I think I've discovered why we had a bit of a "dead zone" on that hill where I planted all of these plants. When we had the landscaping done, either they didn't add new soil or else it's all just washed away and what's left is mulch on top of clay. And rocks. There's no soil to speak of and so no nutrients - no wonder all the plants were dying in that area!
When I planted these new plants, I added what I thought was lots of soil there so that the plants have a chance. Hopefully I've given them enough; I used some 4-in-1 organic soil so there should be something for them. I'm not totally opposed to the use of fertilizers but I'm concerned about their environmental impact and so I'd like to avoid them if at all possible.

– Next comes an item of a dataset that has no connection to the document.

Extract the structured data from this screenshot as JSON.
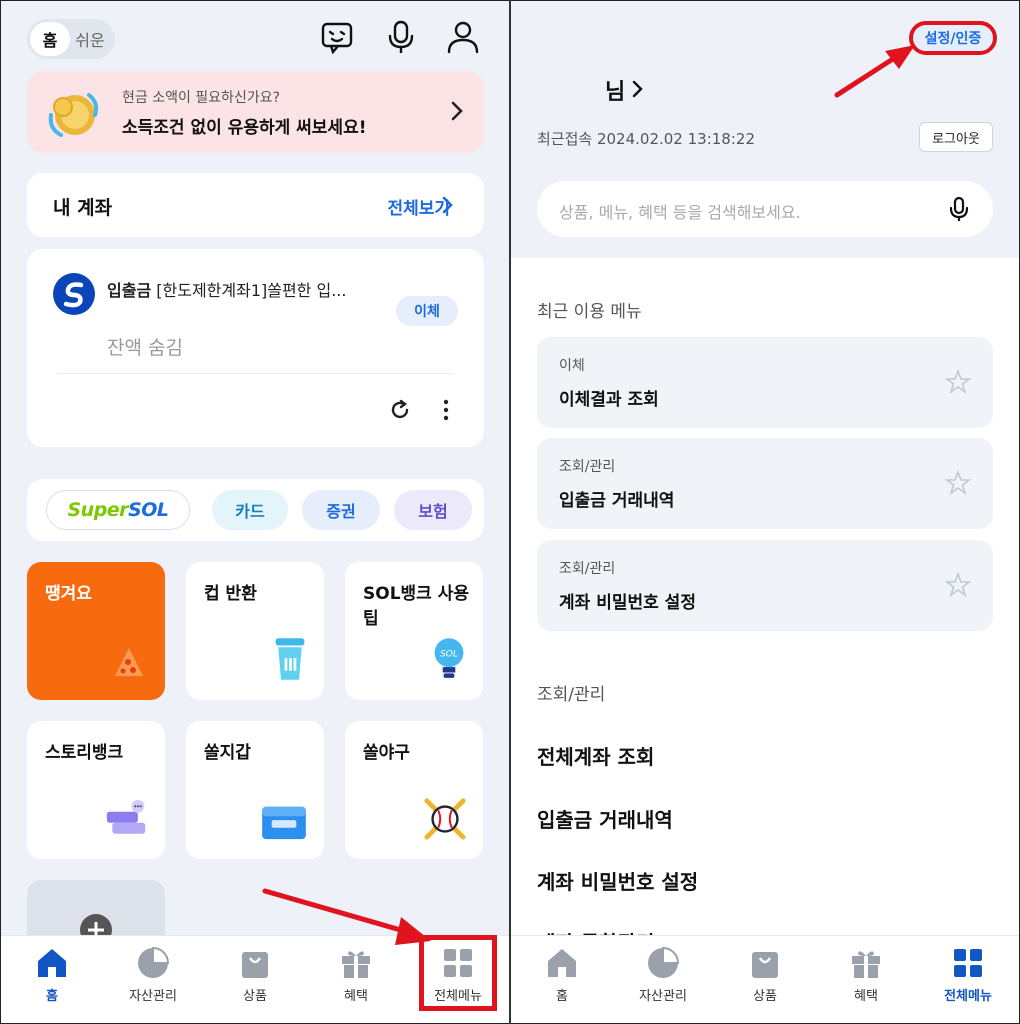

This afternoon we got some of the groundcover plants in the ground and I got the salvia planted as well. I think I've just got vines and things that climb or trail left to plant and I hope to get them done in the next two days.
I also cut my lupine flowers down today as they were starting to go to seed and I have so many now (and seeds) that I don't need more. Say what you will about this winter but it made my lupines thrive and it killed off all of my lupine aphids so they're positively thriving.
Speaking of this past winter, it was very difficult for a number of trees and shrubs in our area. Our cherry tree's central leader has started to die off a bit and at least one of our shrubs barely survived. The buds on our weeping willow started to crack open but then stopped and now all of the branches are breaking off. The root stock is doing just fine; it's trying really hard to send growth out. We think that there's growth in the grafted area so the tree might yet be saved but we don't know. One of our rosebushes that had been doing incredibly well last year had to be cut back almost right to the ground.
All through the neighbourhood, trees and shrubs are dead or dying. I don't know if it was the cold or the ice or the snow or what but it really affected things around here. For all I know, this kind of killing winter is actually good for the trees and shrubs because once the dead stuff is cleared out, they all seem to be thriving.
I'm looking forward to getting everything planted in the garden and spending my afternoons puttering around. It turns out that I don't love the hard work so much as I love just walking around, trimming these flowers or pulling those weeds. It'll be nice to be able to be a bit lazy again.